It’s the Weizen yeast that gives the Weissbier its subtle, sweet and fruity character. You won’t get this banana flavour in a white beer, which is more likely to contain citrus and coriander.
The type of yeast also plays an important role in differentiating these two beers. Both beers are top fermented, but a Weissbier is brewed with a special Weizen yeast, a yeast culture which produces clove and banana flavours. Weissbier complies with the Reinheitsgebot (German Purity Law: the oldest commodities act in the world), which bans the use of herbs, spices and fruits in the brewing process. It’s the Weizen yeast then that gives the beer its subtle, sweet and fruity character. You won’t get this banana flavour in a white beer, which is more likely to contain citrus and coriander. During the brewing process coriander seeds and curaçao peel are added - this is the peel of a bitter orange.
Look, Smell, Taste
In terms of visual characteristics, there are similarities as well as differences. Both beers would be classified as cloudy. A Witbier is often slightly lighter in colour (pale to light blond) than a Weissbier (pale to amber). Both beers have a nice robust head, but the head of a Weissbier is creamier with a higher volume.
If you smell both kinds of beer, you’ll notice that white beers have a refreshing, fruity aroma of citrus, sometimes with a hint of sweetness. A Weissbier contains spiced and sweet aromas from the yeast, such as clove, nutmeg, banana and vanilla - you’ll be able to taste these in the beer, too.
White beers are sweet with hints of acidity, citrus tones and the herbal flavours of coriander and other spices, while a Weissbier is sweeter, maltier, and mildly acidic, containing tones of banana and yellow fruits as well as clove. If you focus on how the beers feel in your mouth, they're fairly similar, both with a thin to medium body. There are bigger differences in the aftertaste: a white beer has a herbal, mildly acidic and dryer aftertaste than a Weissbier, which has more of a spicy, tangy, slightly sticky aftertaste (from the sugars). There’s hardly any difference in alcohol percentage, or none you’ll be able to taste: Witbiers contain slightly less alcohol at 4.3-5.2% compared to Weissbiers which are around 5-5.6%.

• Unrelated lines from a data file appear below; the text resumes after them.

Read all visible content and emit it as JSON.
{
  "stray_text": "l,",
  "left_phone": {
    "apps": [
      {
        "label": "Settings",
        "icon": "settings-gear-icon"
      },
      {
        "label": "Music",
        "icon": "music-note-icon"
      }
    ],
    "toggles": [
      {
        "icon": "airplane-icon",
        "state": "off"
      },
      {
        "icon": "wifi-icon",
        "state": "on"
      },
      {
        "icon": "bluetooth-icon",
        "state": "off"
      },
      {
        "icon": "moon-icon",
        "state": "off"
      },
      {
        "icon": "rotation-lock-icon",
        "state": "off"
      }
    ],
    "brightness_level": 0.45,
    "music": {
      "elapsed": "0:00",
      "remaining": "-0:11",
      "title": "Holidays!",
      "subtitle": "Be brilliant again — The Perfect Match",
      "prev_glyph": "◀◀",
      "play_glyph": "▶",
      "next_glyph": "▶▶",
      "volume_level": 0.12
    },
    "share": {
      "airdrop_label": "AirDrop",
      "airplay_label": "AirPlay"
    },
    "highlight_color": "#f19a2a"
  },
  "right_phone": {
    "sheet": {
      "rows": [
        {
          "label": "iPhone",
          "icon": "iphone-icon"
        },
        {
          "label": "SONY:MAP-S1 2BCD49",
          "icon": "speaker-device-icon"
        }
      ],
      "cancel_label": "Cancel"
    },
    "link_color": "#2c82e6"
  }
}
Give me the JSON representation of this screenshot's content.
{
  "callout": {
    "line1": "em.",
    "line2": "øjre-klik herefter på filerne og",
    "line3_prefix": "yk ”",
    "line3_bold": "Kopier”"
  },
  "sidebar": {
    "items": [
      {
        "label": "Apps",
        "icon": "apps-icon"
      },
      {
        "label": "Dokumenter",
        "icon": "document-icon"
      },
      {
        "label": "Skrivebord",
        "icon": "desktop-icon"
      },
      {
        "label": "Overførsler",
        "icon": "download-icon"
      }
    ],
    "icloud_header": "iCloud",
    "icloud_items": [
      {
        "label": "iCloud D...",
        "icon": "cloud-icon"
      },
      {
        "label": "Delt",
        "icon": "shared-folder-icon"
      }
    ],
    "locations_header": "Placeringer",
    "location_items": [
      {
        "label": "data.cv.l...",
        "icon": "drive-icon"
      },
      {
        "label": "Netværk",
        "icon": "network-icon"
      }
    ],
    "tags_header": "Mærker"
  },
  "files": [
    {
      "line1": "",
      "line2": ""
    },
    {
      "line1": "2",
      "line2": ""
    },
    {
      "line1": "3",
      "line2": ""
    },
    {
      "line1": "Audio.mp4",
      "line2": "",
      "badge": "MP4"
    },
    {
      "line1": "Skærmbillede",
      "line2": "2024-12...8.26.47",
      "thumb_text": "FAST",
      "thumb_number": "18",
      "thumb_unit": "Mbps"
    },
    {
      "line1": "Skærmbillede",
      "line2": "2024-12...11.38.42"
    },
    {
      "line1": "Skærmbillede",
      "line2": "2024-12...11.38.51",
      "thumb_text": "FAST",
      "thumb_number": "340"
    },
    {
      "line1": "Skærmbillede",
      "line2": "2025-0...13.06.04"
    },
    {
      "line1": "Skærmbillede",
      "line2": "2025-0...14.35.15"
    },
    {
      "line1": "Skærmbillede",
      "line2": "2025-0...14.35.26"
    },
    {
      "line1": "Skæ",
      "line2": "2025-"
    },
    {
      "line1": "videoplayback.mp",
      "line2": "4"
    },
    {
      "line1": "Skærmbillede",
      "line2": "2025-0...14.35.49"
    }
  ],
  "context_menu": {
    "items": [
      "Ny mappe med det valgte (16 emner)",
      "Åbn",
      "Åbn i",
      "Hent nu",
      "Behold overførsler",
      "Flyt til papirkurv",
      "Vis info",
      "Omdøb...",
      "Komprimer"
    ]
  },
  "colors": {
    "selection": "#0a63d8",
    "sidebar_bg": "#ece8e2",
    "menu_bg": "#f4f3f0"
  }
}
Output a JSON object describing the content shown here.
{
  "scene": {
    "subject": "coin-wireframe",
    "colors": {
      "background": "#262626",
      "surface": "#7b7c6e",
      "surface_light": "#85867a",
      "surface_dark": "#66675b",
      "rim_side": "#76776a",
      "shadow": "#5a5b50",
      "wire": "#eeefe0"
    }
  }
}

Serving wheat beer: Weissbier and white beer
White beer is best served from 3-5 degrees Celsius in a thick and sturdy glass - a Hoegaarden glass is perfect. A Weissbier is served slightly warmer, at a temperature of 6 to 8 degrees Celsius in a tall, narrow glass which flares outwards (think of a Paulaner or Erdinger glass). Read more about beer glasses here.
Weissbier v white beer: and the winner is…
...Well, that’s up to you. These beer styles are two sides of the same coin, but which has the edge is completely a matter of taste. To learn more about how to differentiate the two, the best thing to do is start tasting.